Banks wrote off ¢1.3 billion in the first six months of this year as provision for bad debt.

According to the latest Domestic Money Banks Income Statement from the Bank of Ghana, the bad debt came as a result of loan losses, depreciation, among others.

The total bad debt as of June this year was 28.4% higher than the same period last year.

This follows a strong rebound in credit growth, as a result of the easing of COVID-19 restrictions.

The growth in bad debt may continue if the cost of borrowing continues to surge as a result of challenges facing the economy.

Assets quality risks moderated in June

According to the Bank of Ghana, asset quality risks moderated in June 2022, attributed to a combined effect of a moderation in the growth in the stock of Non-Performing Loans (NPLs) as well as a rebound in credit growth from the previous year.

The stock of NPLs increased by 10.0% to ¢8.9 billion in June 2022, compared with a growth of 15.1% in June 2021.

A strong rebound in credit growth was also recorded, with gross loans increasing by 33.3% in June 2022, compared to the modest growth of 5.7% in the previous year.

These developments, the Central Bank, said led to a decline in the industry’s NPL ratio from 17.0% in June 2021 to 14.1% in June 2022.

The adjusted NPL ratio (excluding the fully provisioned loan loss category) also improved to 3.8% from 7.2% over the same comparative period.

Notwithstanding the decline in the NPL ratio, the increase in the stock of NPLs within the year indicated that asset quality risks persisted in the sector.

NPL ratio for construction sector remains highest

The report said the decline in the industry NPL ratio was most pronounced in the commerce and finance and mining and quarrying sectors, which recorded lower NPL ratios in June 2022, compared with last year.

The NPL ratio of the commerce and finance sector declined from 27.2% in June 2021 to 16.4% in June 2022, while that of the mining and quarrying sector declined from 13.4% to 5.7% during the same comparative period.

Three other sectors also recorded improvements in their NPL ratios during the review period: manufacturing (from 17.5% to 12.2%); electricity, water and gas (from 15.2% to 12.8%); and services (from 9.2% to 8.9%).

On the other hand, the agriculture, forestry and fishing and the transport, storage and communication sectors recorded increases in their NPL ratios during the period under review from 26.9% to 27.9% and from 9.9% to 10.4%, respectively.

The NPL ratio for the construction sector remained the highest and was unchanged at 34.4% between the two periods, indicating that asset quality risks remain elevated in that sector.

notwithstanding the decline in the Non-Performing Loans ratio, the increase in the stock of bad debt within the year indicated that asset quality risks persisted in the banking sector.

But the decline in the industry NPL ratio was most pronounced in the commerce and finance as well as mining and quarrying sectors, which recorded lower NPL ratios in June 2022, compared with last year.

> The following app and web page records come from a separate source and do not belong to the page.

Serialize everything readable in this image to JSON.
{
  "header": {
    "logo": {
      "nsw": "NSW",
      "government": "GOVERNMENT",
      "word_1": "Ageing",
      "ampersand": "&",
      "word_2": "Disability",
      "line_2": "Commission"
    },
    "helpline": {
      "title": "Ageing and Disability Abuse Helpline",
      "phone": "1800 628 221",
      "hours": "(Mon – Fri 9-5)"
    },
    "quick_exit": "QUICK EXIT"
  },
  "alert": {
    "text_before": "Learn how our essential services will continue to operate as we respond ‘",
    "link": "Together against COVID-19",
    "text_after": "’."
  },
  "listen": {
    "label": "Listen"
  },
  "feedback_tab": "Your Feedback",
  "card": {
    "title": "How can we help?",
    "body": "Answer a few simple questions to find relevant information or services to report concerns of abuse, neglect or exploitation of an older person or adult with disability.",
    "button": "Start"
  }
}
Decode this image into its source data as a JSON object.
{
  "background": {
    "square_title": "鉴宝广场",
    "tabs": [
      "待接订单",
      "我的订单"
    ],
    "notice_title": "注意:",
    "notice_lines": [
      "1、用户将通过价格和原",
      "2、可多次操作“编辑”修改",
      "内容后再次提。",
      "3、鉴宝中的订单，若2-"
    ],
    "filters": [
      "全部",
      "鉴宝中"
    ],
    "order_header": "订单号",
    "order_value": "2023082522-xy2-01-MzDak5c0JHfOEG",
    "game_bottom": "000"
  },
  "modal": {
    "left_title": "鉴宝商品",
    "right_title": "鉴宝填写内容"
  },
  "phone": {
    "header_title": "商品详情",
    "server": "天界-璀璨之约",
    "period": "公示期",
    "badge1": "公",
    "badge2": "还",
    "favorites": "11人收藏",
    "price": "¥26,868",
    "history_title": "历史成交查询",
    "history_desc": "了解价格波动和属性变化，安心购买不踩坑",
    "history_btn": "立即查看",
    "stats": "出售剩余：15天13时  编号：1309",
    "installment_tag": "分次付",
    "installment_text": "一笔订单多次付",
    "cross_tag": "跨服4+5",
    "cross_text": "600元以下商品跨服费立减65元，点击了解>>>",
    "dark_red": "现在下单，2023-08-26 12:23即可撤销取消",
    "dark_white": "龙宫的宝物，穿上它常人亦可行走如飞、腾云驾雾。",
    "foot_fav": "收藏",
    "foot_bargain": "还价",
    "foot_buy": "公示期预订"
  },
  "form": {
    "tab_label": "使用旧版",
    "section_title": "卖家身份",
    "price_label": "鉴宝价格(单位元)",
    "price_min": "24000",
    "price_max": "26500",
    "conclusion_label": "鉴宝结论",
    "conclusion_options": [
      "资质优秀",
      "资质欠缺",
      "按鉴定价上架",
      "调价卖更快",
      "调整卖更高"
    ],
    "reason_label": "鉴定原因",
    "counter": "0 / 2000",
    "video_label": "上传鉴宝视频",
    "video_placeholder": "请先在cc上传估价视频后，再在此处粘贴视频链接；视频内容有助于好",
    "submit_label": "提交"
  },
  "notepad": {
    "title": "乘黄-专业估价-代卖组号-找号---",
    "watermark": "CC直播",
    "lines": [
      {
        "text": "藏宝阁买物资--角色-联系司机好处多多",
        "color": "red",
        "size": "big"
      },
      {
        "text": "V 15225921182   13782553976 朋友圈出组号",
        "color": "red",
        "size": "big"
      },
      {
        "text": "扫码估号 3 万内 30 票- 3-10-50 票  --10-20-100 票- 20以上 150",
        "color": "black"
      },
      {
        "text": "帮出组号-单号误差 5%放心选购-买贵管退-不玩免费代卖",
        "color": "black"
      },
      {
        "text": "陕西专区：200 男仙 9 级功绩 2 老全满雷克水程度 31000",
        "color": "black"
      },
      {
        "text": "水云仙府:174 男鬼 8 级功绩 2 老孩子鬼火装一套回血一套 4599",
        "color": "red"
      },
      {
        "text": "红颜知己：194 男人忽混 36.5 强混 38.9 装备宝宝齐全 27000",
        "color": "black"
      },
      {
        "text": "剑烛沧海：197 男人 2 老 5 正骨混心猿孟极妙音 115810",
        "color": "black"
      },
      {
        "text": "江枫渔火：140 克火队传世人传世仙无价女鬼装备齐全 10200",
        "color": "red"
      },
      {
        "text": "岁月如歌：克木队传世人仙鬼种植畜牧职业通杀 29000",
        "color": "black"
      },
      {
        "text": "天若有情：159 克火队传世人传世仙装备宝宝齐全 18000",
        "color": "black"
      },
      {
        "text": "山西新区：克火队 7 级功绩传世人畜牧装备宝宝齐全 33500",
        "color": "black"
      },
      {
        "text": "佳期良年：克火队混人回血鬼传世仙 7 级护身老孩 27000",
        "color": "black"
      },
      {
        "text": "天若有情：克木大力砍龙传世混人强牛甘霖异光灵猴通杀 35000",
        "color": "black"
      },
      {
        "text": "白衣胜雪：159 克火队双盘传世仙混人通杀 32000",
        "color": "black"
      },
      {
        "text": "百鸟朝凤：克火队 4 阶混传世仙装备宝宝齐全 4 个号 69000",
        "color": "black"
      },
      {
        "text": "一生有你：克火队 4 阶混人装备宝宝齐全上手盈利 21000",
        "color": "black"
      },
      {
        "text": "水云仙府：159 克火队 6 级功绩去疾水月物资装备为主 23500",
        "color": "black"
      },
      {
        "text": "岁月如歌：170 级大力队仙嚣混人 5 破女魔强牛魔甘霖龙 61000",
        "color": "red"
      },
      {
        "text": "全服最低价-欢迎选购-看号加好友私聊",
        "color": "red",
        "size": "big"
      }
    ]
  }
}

On the other hand, the agriculture, forestry and fishing and transport, storage, and communication sectors recorded increases in their NPL ratios.

Meanwhile, the NPL ratio for the construction sector remained the highest and was unchanged at 34.4 percent, indicating that asset quality risks remain elevated in that sector.